Diabetes Awareness and Childhood Nutrition
Posted on December 2, 2016 by CHS
It’s Diabetes Awareness Month, and eating nutritious foods and staying active are two key ways to help prevent Type II Diabetes in children. In fact, before a child is even born, nutrition plays a critical role in a proper mental and physical development, learning capabilities, and sets a child up for a lifetime of well-being.
So what is proper nutrition? And how can you teach your child to eat and enjoy healthy foods?
In your child’s first year, their primary source of nutrition will be breast milk or formula, and soft foods like pureed fruit and yogurt. They will cry to signal their hunger, and will typically eat every few hours.
Here are appropriate foods for various stages of development during a child’s first year:
- 0-4 months: breast milk and/or iron-fortified formula
- 4-8 months: breast milk and/or iron-fortified formula, and begin adding soft foods like pureed fruits and vegetables, rice cereal, mashed potatoes, and avocadoes.
- 8-12 months: Begin adding in more options such as rice cakes, bite size cheese cubes, egg yolks, oatmeal, yogurt, noodles, and strained/pureed chicken
Once a child reaches toddler age, they should eat about 5 times per day – 3 meals and two snacks. A toddler’s appetite may decrease or become inconsistent during this time. Some days your child may eat large amounts, and others very little. You do not need to force your child to eat, but if she is still hungry after eating, you can offer second portions. Despite irregular eating patterns, they will get what they need as long as you are helping to provide healthy options and helping them understand their hunger cues.
Teach your child to “listen” to their stomach – when do they feel full, and how do they know if they are they still hungry? You can explain that our brains take about 20 minutes to register that we’re full, and teach them to eat slowly to avoid overeating.
Establishing Healthy Habits
It is important for parents and caregivers to know about proper nutrition to help children develop a lifestyle of healthy eating. Your child should get a good balance of carbohydrates for energy, fat for growth and energy, and protein for growth and brain development.
You can find recommended nutrition guidelines for all ages at: http://www.choosemyplate.gov/children.
Eat family meals together to demonstrate healthy eating habits and be aware of what your child is consuming.
Healthy Eating Choices:
- Lean meats: fish, skinless chicken, turkey, lean beef
- Choose trans fat-free spreads, instead of butter, and vegetable oils such as canola or olive oil.
- Use cooking methods like baking, broiling, grilling, poaching, roasting, or steaming.
- Include a variety of fruits and vegetables on a daily basis
- Make sure your child drinks plenty of water, not just juice and milk
- Avoid drive-thru meals and keeping junk food and sugary snacks in the house.
Provide snack options that make healthy eating fun!
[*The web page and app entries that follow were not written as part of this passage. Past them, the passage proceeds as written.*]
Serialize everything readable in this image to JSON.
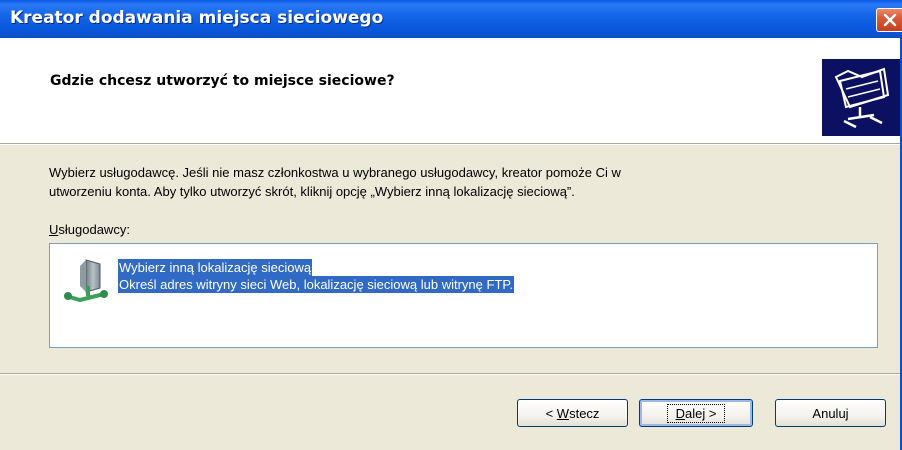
{
  "window": {
    "title": "Kreator dodawania miejsca sieciowego"
  },
  "header": {
    "title": "Gdzie chcesz utworzyć to miejsce sieciowe?",
    "icon": "network-folder-icon"
  },
  "body": {
    "description_line1": "Wybierz usługodawcę. Jeśli nie masz członkostwa u wybranego usługodawcy, kreator pomoże Ci w",
    "description_line2": "utworzeniu konta. Aby tylko utworzyć skrót, kliknij opcję „Wybierz inną lokalizację sieciową”.",
    "list_label_accel": "U",
    "list_label_rest": "sługodawcy:",
    "providers": [
      {
        "title": "Wybierz inną lokalizację sieciową",
        "subtitle": "Określ adres witryny sieci Web, lokalizację sieciową lub witrynę FTP.",
        "icon": "network-place-icon",
        "selected": true
      }
    ]
  },
  "buttons": {
    "back_prefix": "< ",
    "back_accel": "W",
    "back_rest": "stecz",
    "next_accel": "D",
    "next_rest": "alej >",
    "cancel": "Anuluj"
  },
  "colors": {
    "titlebar": "#0a58dc",
    "selection": "#316ac5",
    "dialog_bg": "#ece9d8",
    "close_button": "#d95b3c"
  }
}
Try foods more than once, and let your child join in making food as well - children often need to taste a food several times before eating it.
Here are some healthy snack ideas to try:
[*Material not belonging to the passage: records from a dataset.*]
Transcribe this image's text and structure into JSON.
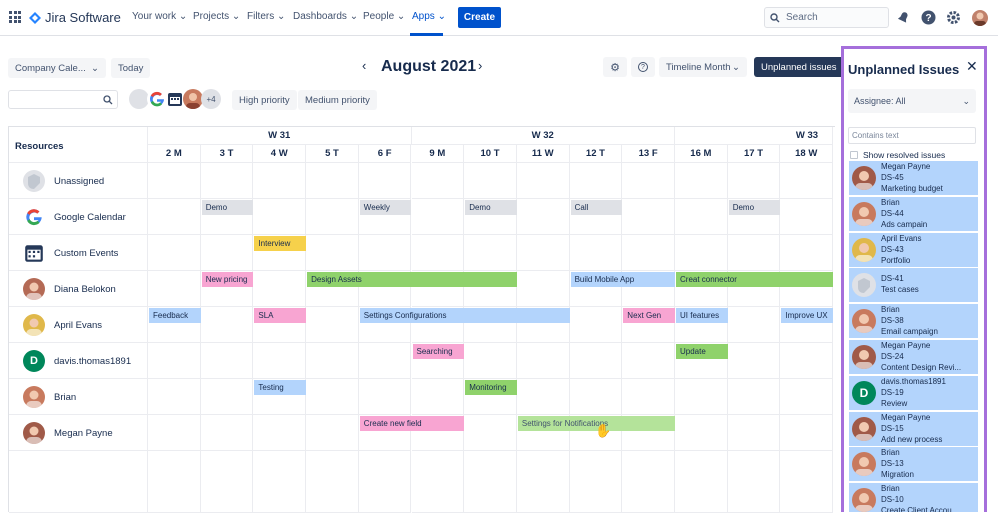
{
  "nav": {
    "brand": "Jira Software",
    "items": [
      "Your work",
      "Projects",
      "Filters",
      "Dashboards",
      "People",
      "Apps"
    ],
    "create": "Create",
    "search_placeholder": "Search"
  },
  "toolbar": {
    "calendar_select": "Company Cale...",
    "today": "Today",
    "month_title": "August 2021",
    "timeline_select": "Timeline Month",
    "unplanned_button": "Unplanned issues",
    "more_count": "+4",
    "filter_high": "High priority",
    "filter_medium": "Medium priority"
  },
  "calendar": {
    "resources_label": "Resources",
    "weeks": [
      "W 31",
      "W 32",
      "W 33"
    ],
    "days": [
      "2 M",
      "3 T",
      "4 W",
      "5 T",
      "6 F",
      "9 M",
      "10 T",
      "11 W",
      "12 T",
      "13 F",
      "16 M",
      "17 T",
      "18 W"
    ],
    "resources": [
      "Unassigned",
      "Google Calendar",
      "Custom Events",
      "Diana Belokon",
      "April Evans",
      "davis.thomas1891",
      "Brian",
      "Megan Payne"
    ],
    "events": [
      {
        "label": "Demo",
        "row": 1,
        "start": 1,
        "span": 1,
        "color": "#dfe1e6"
      },
      {
        "label": "Weekly",
        "row": 1,
        "start": 4,
        "span": 1,
        "color": "#dfe1e6"
      },
      {
        "label": "Demo",
        "row": 1,
        "start": 6,
        "span": 1,
        "color": "#dfe1e6"
      },
      {
        "label": "Call",
        "row": 1,
        "start": 8,
        "span": 1,
        "color": "#dfe1e6"
      },
      {
        "label": "Demo",
        "row": 1,
        "start": 11,
        "span": 1,
        "color": "#dfe1e6"
      },
      {
        "label": "Interview",
        "row": 2,
        "start": 2,
        "span": 1,
        "color": "#f6d14b"
      },
      {
        "label": "New pricing",
        "row": 3,
        "start": 1,
        "span": 1,
        "color": "#f8a5d2"
      },
      {
        "label": "Design Assets",
        "row": 3,
        "start": 3,
        "span": 4,
        "color": "#8fd26b"
      },
      {
        "label": "Build Mobile App",
        "row": 3,
        "start": 8,
        "span": 2,
        "color": "#b3d4fc"
      },
      {
        "label": "Creat connector",
        "row": 3,
        "start": 10,
        "span": 3,
        "color": "#8fd26b"
      },
      {
        "label": "Feedback",
        "row": 4,
        "start": 0,
        "span": 1,
        "color": "#b3d4fc"
      },
      {
        "label": "SLA",
        "row": 4,
        "start": 2,
        "span": 1,
        "color": "#f8a5d2"
      },
      {
        "label": "Settings Configurations",
        "row": 4,
        "start": 4,
        "span": 4,
        "color": "#b3d4fc"
      },
      {
        "label": "Next Gen",
        "row": 4,
        "start": 9,
        "span": 1,
        "color": "#f8a5d2"
      },
      {
        "label": "UI features",
        "row": 4,
        "start": 10,
        "span": 1,
        "color": "#b3d4fc"
      },
      {
        "label": "Improve UX",
        "row": 4,
        "start": 12,
        "span": 1,
        "color": "#b3d4fc"
      },
      {
        "label": "Searching",
        "row": 5,
        "start": 5,
        "span": 1,
        "color": "#f8a5d2"
      },
      {
        "label": "Update",
        "row": 5,
        "start": 10,
        "span": 1,
        "color": "#8fd26b"
      },
      {
        "label": "Testing",
        "row": 6,
        "start": 2,
        "span": 1,
        "color": "#b3d4fc"
      },
      {
        "label": "Monitoring",
        "row": 6,
        "start": 6,
        "span": 1,
        "color": "#8fd26b"
      },
      {
        "label": "Create new field",
        "row": 7,
        "start": 4,
        "span": 2,
        "color": "#f8a5d2"
      },
      {
        "label": "Settings for Notifications",
        "row": 7,
        "start": 7,
        "span": 3,
        "color": "#b4e39a"
      }
    ]
  },
  "panel": {
    "title": "Unplanned Issues",
    "assignee": "Assignee: All",
    "contains_placeholder": "Contains text",
    "show_resolved": "Show resolved issues",
    "cards": [
      {
        "name": "Megan Payne",
        "key": "DS-45",
        "summary": "Marketing budget",
        "avatar": "megan"
      },
      {
        "name": "Brian",
        "key": "DS-44",
        "summary": "Ads campain",
        "avatar": "brian"
      },
      {
        "name": "April Evans",
        "key": "DS-43",
        "summary": "Portfolio",
        "avatar": "april"
      },
      {
        "name": "",
        "key": "DS-41",
        "summary": "Test cases",
        "avatar": "unassigned"
      },
      {
        "name": "Brian",
        "key": "DS-38",
        "summary": "Email campaign",
        "avatar": "brian"
      },
      {
        "name": "Megan Payne",
        "key": "DS-24",
        "summary": "Content Design Revi...",
        "avatar": "megan"
      },
      {
        "name": "davis.thomas1891",
        "key": "DS-19",
        "summary": "Review",
        "avatar": "davis"
      },
      {
        "name": "Megan Payne",
        "key": "DS-15",
        "summary": "Add new process",
        "avatar": "megan"
      },
      {
        "name": "Brian",
        "key": "DS-13",
        "summary": "Migration",
        "avatar": "brian"
      },
      {
        "name": "Brian",
        "key": "DS-10",
        "summary": "Create Client Accou...",
        "avatar": "brian"
      }
    ]
  }
}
- Ants on a log (celery stalks filled with peanut butter and raisins)
- Apples cut into rings with peanut butter or cream cheese on top
- String cheese
- Pita bread with hummus
- Zucchini cut into strips
- Whole fruits cut into slices
- Raisins and other dried fruit (no sugar added)
- Hardboiled eggs cut into wedges
- Yogurt with berries
- Fruit shakes/smoothies (insert food photo from summer 2014 newsletter)